Fort Moominbeach

fortlargeUpdate: Jay is right, the kid I couldn’t remember is probably Becky Springer. I was really drawing a blank. Also, the photo is a little smaller but, if you click, it’ll enlarge, although it is probably not much clearer.

Looking back into the Jurassic Age, when we used to build wondrous fort-like structures like this on the beach, I am surprised to see that we were lounging around on *top* of the darn thing and not piled up down on the sand with all of the logs on top of us. Pulp logs used to escape from log booms somewhere up along the coast of Lake Superior and float up onto our beach. So what do you do with pulp logs? Whaddidya think? You build forts, of course. Or stand ’em up in the sand as totem poles or arrange a couple of them into a table with a flat board for a top. For cocktails, don’tcha know. Except I can’t believe that after we got a few rows of logs built, these forts didn’t collapse. We were just kids. We had no idea how to build things. This is a shorter structure than some of the ones I remember. Some of them were taller than I was. There were always boards across the top or partway across the top and we would hang beach towels in various arrangements for window treatments or partitions or whatever we wanted to do.

That’s me in the blue bathing suit in the front lying on my favorite blue and green striped beach towel. I think it’s still around somewhere in the form of some cleaning rags but I could be wrong. Jay is on the back left, Pooh on the front right. I have an annoyingly good memory for people and names but I cannot figure who the blonde in the back is. It is not my cousin Cathy. It *might* be old Chief Morgan’s granddaughter. We used to play with her once in a while when her family was visiting. CanNOT remember her name. Bad bad…

Quick update again. I am sitting on the loverly front deck at the Green Guy Cafe and I have just gotten off the phone with Uber Kayak Woman who arrived here in the Great White North after a 24-hour trip and is now on her way out with Radical Betty in tow. What for? Well, cocktails, of course! What else?

Kayak Woman

P.S. Alas. The logging industry in the area has either changed or declined and we don’t have logs floating up in great quantities any more. What is the world coming to?

7 Responses to “Fort Moominbeach”

  1. Margaret Says:

    What a cool “log cabin” fort! I loved being at the beach when I was a kid; a friend of mine had a beach place in Gig Harbor, WA and our weekends there were full of memories.

  2. Sam Says:

    We had a large cedar log that washed up around the point that my brother moved to our beach because someone had carved in it “REST AND BE THANKFUL”. We still call that patch of sand Rest and Be Thankful Beach. The log is gone now, perhaps floated out with the ice some spring. Other than that we didn’t have enough wood to make such lovely forts!

  3. Jay Says:

    I couldn’t get the picture bigger, but was wondering if it were Becky Springer? What I really remember are the beach towels. Probably because they stayed around for sooo many years.
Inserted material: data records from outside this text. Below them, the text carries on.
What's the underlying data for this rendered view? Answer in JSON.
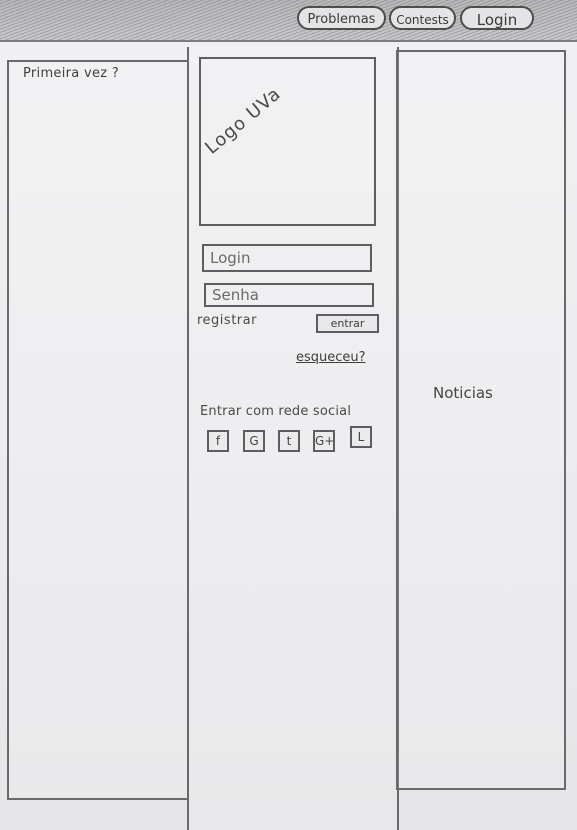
{
  "nav": {
    "problemas": "Problemas",
    "contests": "Contests",
    "login": "Login"
  },
  "left_panel": {
    "first_time": "Primeira vez ?"
  },
  "center_panel": {
    "logo_text": "Logo UVa",
    "login_placeholder": "Login",
    "password_placeholder": "Senha",
    "register_link": "registrar",
    "enter_button": "entrar",
    "forgot_link": "esqueceu?",
    "social_title": "Entrar com rede social",
    "social_buttons": [
      {
        "label": "f",
        "icon": "facebook-icon"
      },
      {
        "label": "G",
        "icon": "github-icon"
      },
      {
        "label": "t",
        "icon": "twitter-icon"
      },
      {
        "label": "G+",
        "icon": "google-plus-icon"
      },
      {
        "label": "L",
        "icon": "linkedin-icon"
      }
    ]
  },
  "right_panel": {
    "news_label": "Noticias"
  }
}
  4. jane Says:

    but where is NPJane?!?!?!?!?

  5. rabbi ann white Says:

    Think of all the special forts we had as kids. As adults we should allow the kid in us to still have forts — or hideaways, even if they are for cocktails and chit chat.

  6. Sheila Morley Says:

    Hey Now! Ann; Those logs sound fun! We are at the Southern Lake today, (Houghton) and for the weekend. We walked at least 100 feet out into the water, and little legs (Evan) was only in hip deep the whole time. This cabin is awesome! 🙂

  7. Sheila Morley Says:

    One more thing- I was just thinking of how much bigger everything used to be around here. It is amazing how our perspective changes as we grow. Those forts you made were HUGE! 😉